Lexington, Ky. – Vigorous trade, often marked by spirited bidding among the industry’s major foreign and domestic buyers, fueled strong results and led to the sale of 11 seven-figure yearlings during the premier Book 1 segment, held Sept. 14-16, of Keeneland’s September Yearling Sale.
The September Sale, which runs through Sept. 26, is globally recognized as the world’s most important Thoroughbred auction and the chief barometer of the state of the horse industry.
Keeneland adjusted the format for Book 1 this year, shortening opening week from four days to three, and cataloging more horses each day.
Through three sessions of the 12-day sale, 443 yearlings were sold for $134,361,000, for an average of $303,298 and a median price of $250,000.
In 2014, when Book 1 spanned four sessions, Keeneland sold 473 horses for $142,153,000, for an average of $300,535 and a median of 240,000.
Further evidence of market strength is the fact that in Book 1 24 yearlings sold for $750,000 or more compared to 20 last year; 62 sold for $500,000 or more compared to 60 in 2014.
“The sale so far looks very much the same as the sale last year; very solid and very steady all the way through,” Keeneland President and CEO Bill Thomason said. “It’s important to get a strong start and have that positive momentum carry forward into the upcoming middle market and second week of the sale.
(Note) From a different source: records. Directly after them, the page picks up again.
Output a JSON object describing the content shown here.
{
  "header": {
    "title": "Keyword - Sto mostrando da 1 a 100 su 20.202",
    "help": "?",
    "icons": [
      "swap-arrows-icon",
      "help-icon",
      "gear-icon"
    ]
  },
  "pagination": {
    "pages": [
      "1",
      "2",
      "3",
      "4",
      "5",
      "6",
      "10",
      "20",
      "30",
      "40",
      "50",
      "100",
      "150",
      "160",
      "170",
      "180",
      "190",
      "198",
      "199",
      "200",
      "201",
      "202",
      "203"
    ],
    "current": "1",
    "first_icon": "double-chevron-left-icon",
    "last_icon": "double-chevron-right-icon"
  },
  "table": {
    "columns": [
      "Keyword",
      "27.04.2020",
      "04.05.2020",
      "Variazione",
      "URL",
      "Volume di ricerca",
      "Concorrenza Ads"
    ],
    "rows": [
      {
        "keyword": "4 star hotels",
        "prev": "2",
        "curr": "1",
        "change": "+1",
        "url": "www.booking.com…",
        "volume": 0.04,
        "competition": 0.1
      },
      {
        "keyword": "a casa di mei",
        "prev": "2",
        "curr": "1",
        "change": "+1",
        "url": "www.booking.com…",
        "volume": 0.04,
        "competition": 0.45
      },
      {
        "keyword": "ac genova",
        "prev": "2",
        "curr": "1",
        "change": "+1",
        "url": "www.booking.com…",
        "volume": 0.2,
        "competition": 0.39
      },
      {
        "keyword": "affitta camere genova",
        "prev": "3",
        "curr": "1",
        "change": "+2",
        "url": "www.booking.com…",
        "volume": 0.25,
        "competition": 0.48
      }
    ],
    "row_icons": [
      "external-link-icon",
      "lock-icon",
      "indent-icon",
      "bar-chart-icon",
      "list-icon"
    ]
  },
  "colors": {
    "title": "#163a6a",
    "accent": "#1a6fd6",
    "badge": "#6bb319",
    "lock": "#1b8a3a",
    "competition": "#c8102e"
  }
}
There’s been a real energy on the grounds since Day 1 of the sale; lots of activity in the barns. People feel optimistic about the industry and that’s generating brisk business.
“Once again, our consignors have done a wonderful job of bringing top-quality individuals to market here at Keeneland and buyers have rewarded them.”
Eleven yearlings commanded seven-figure compared to 13 last year. Those 11 yearlings were bought by 10 different buyers. The world’s major owners and longtime Keeneland clients actively participated, several as both consignors and buyers.
Domestic buyers flexed their spending muscle at the top end of the market, among them Mandy Pope’s Whisper Hill Farm, Roy and Gretchen Jackson’s Lael Stable, Goncalo Torrealba of Three Chimneys Farm, Justin Zayat, B. Wayne Hughes’s Spendthrift Farm, Antony Beck’s Gainesway, Barbara Banke’s Stonestreet Farm and J.J. Crupi’s New Castle.
Prominent foreign interests led the cumulative rankings. John Ferguson, bloodstock adviser to Sheikh Mohammed bin Rashid Al Maktoum, purchased 22 yearlings for $7,965,000 to top all buyers. Second was Sheikh Hamdan bin Rashid Al Maktoum’s Shadwell Estate Company Ltd., which spent $4,475,000 on eight yearlings. M. V. Magnier, representing Coolmore, bought six yearlings for $3,525,000. Japanese interests also played a prominent role: Teruya Yoshida’s Shadai Farm acquired four yearlings for $2,050,000 and Teruo Ono purchased four horses for $1,950,000.
“The depth of the buying bench participating in this sale is a key indicator of a healthy, vibrant market,” Keeneland Director of Sales Geoffrey Russell said. “The money is spread among many buyers which creates competition for these horses.”
Colts by leading North American sire Tapit fetched the two highest prices of opening week: one from the family of 1988 Kentucky Derby (G1) Winning Colors went to Mandy Pope for $2.1 million, while a second out of multiple Grade 1 winner Pure Clan sold for $1.65 million to Lael Stable.
Taylor Made Sales Agency, agent, sold 61 yearlings for $18,795,000 to be the leading consignor opening week.
Following a break on Thursday, selling resumes on Friday, Sept. 18 and continues through Saturday, Sept. 26. Sessions begin at 10 a.m. ET daily. The entire sale is streamed live at www.keeneland.com.